The hearing has been brought forward because of the high public interest in the case and the ban on Palfreeman leaving the Busmantsi centre for temporary detention of foreigners.
In September 2019, the Court of Appeals in Sofia granted parole to Palfreeman, who was 11 years into a 20-year sentence for the December 2007 murder of student Andrei Monov. Palfreeman, who pleaded not guilty, has consistenly protested his innocence.
After the ruling by the Court of Appeals, Palfreeman was transferred from Sofia Central Prison to Busmantsi on the grounds that his Australian passport had expired and he had no valid identification documents.
On October 1, the head of Bulgaria’s Migration Directorate, Nikolai Nikolov, told local media that an order to expel Palfreeman from Bulgaria had been issued, but had not been implemented because the Australian did not have identification documents.
Nikolov confirmed that Australia had issued travel documents to Palfreeman.
This past weekend, Bulgaria’s Interior Minister Mladen Marinov said that there were two bans on Palfreeman leaving Bulgaria, imposed by the Prosecutor’s Office. These bans were in connection with pre-trial proceedings and in relation to the serving of a sentence of imprisonment.
Reports on September 30 said that Palfreeman had lodged an application, through his lawyer, in the Sofia City Court to have the ban on him leaving Bulgaria overturned.
Bulgarian media reports have argued, quoting lawyers, that the continued detention of Palfreeman in Busmantsi is illegal.
The September 2019 Court of Appeals ruling on parole for Palfreeman has caused considerable controversy in Bulgaria, with condemnation of the ruling across the political spectrum. It also has led to crossfire among members of the judiciary.
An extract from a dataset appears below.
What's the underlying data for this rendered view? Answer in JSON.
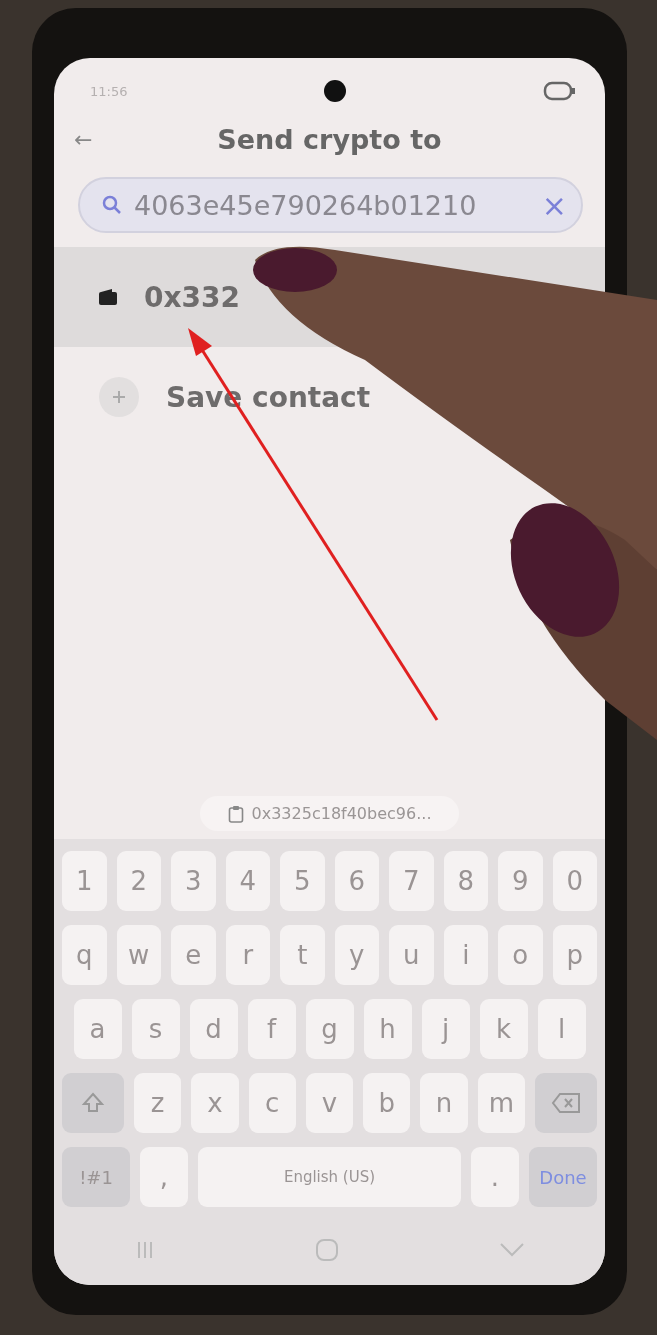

On October 1, Supreme Court of Cassation President Lozan Panov criticised the Supreme Judicial Council’s judicial college as having abdicated its duty to defend the independence of the judiciary.
Judge Panov, who last week did not participate in last week’s discussion of the Palfreeman case at the SJC judicial college, referred to the college’s criticism of the appeal court judges who ruled to allow Palfreeman parole.
“This whole approach, in which hatred and loathing is directed towards magistrates, whether or not we agree with rulings, is a return to an epoch which, I believe, should be forgotten,” Panov said.